A very different collaboration was that with Nikkie Van Lierop - mostly known for her work in the Belgian dance scene (Milk Inc, Praga Khan, CJ Bolland, red.) - for 'Arrayanes'.
Enrique 'Kike' Noviello: "Nikkie always rehearses at Antwerp Music City, a well-known Antwerp rehearsal area. At the time I was still working with Martin Suria and because he was also a regular at Music City, he knew Nikkie quite well. He told me she was also responsible for the production of Guillermo Vilas (Argentinian former tennis player, red.) album 'Mil Nueve Noventa' (ABR Discos, 1990, red.). That whole story sounded so crazy, it made me curious enough to want to meet her. We had just composed the music for 'Arrayanes' at the time and I quickly put some lyrics for Nikkie to sing on paper. When she noticed the lyrics were in Spanish, she was a little surprised, but she's a true professional and a few hours later we'd already recorded the track."
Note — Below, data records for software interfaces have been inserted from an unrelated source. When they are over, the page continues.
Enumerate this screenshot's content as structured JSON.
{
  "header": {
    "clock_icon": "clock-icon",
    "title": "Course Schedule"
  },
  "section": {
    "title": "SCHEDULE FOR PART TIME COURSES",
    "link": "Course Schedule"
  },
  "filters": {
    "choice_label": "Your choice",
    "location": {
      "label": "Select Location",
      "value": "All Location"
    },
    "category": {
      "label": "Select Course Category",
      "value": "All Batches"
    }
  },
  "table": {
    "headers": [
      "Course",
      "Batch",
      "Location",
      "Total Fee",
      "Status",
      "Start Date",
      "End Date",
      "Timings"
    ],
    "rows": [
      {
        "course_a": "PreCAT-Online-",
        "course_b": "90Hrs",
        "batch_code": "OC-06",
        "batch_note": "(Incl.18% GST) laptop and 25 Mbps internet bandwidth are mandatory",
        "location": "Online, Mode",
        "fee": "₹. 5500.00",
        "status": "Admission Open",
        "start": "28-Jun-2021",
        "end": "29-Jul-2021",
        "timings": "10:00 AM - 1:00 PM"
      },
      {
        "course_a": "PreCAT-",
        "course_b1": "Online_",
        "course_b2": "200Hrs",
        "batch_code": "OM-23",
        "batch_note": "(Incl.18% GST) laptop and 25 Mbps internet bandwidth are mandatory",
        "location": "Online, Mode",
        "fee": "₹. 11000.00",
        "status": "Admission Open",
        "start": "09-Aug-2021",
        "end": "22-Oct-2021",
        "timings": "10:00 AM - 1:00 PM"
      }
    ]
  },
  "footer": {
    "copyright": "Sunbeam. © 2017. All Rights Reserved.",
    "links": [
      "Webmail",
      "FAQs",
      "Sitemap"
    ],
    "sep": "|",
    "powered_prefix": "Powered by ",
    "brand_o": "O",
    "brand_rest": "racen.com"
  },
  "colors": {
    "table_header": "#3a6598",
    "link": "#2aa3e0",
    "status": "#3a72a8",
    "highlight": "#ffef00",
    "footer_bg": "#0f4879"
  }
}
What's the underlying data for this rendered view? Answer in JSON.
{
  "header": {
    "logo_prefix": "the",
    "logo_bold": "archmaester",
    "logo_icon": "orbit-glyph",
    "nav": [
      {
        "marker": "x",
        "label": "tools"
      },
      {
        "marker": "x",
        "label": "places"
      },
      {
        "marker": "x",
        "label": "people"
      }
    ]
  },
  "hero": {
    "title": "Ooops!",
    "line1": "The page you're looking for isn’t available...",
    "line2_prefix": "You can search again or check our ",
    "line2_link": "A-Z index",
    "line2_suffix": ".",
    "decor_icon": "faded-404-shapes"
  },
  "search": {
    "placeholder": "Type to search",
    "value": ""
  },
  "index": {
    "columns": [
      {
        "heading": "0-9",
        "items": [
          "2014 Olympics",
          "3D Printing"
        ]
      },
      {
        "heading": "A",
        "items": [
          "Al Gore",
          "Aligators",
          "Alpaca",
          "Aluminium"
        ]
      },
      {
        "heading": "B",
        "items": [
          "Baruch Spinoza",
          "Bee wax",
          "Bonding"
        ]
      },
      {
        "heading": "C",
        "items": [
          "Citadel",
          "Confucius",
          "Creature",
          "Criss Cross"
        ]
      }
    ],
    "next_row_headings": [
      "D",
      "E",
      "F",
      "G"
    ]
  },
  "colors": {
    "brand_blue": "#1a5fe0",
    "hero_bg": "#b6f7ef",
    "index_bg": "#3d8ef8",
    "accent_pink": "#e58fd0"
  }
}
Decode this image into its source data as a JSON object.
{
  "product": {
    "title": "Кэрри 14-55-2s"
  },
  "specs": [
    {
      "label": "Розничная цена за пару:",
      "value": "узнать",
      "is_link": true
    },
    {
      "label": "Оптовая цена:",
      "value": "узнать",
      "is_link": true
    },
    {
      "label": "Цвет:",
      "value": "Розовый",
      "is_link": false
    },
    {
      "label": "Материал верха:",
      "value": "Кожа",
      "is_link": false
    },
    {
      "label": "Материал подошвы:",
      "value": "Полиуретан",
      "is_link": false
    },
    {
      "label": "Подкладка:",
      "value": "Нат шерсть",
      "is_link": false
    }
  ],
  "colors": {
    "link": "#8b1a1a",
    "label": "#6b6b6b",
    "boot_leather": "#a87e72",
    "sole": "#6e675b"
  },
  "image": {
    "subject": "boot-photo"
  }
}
Can I call 'Hasta Siempre', a song that even features the voice of the late Ché Guevarra, a political statement?
Enrique 'Kike' Noviello: "Putting that track on the album wasn't really my choice, but the other band members were very insistent. The first gigs we played with Juntacadaveres our repertoire was still somewhat limited and to extend our set we sometimes added a version of 'Hasta Siempre' (1965 Spanish song by Cuban composer Carlos Puebla. The song's lyrics are a reply to revolutionary Che Guevara's farewell letter when he left Cuba, in order to foster revolution in the Congo and later Bolivia, where he would be captured and executed, red.), a song that most people will recognize. When we recorded it, we added Scale's raps (Kris 'Scale' Strybos, also mc with St. Andries Mc's, red.) to give the song a bit of a more modern feel. I was just considering it to be a bonus track in case we wouldn't have enough material to fill a complete album, but as I just mentioned, the other band members really liked it and these days we even open our concerts with it. I can identify with Ché's ideology, but putting theory into practice is of course another story. Big words require great deeds, and I've grown to be a bit more careful in that respect, but just like Diego Maradona, Ché Guevarra remains one of Argentina's icons of course."

Tango music is often described as sad and melancholic, especially by people who aren't especially fond of it. Is it a valid criticism?
Enrique 'Kike' Noviello: "Tango is sad and melancholic, but so what? The founders of the genre often suffered a lot of hardship and their music was just an expression of that. Argentina is a nation of immigrants and migration meant a lot of people arrived in a country where they didn't know anyone, suffered financial hardship and didn't speak the language. When you find yourself in a situation like that, it can evoke huge feelings of loneliness and the tango captures those feelings perfectly. Tango also beautifully unites elements from the different traditions of these migrants - the Spanish morriña, the Portuguese saudade and the Italian stranamiento - thus creating something totally new for new citizens of a new nation in a new world!"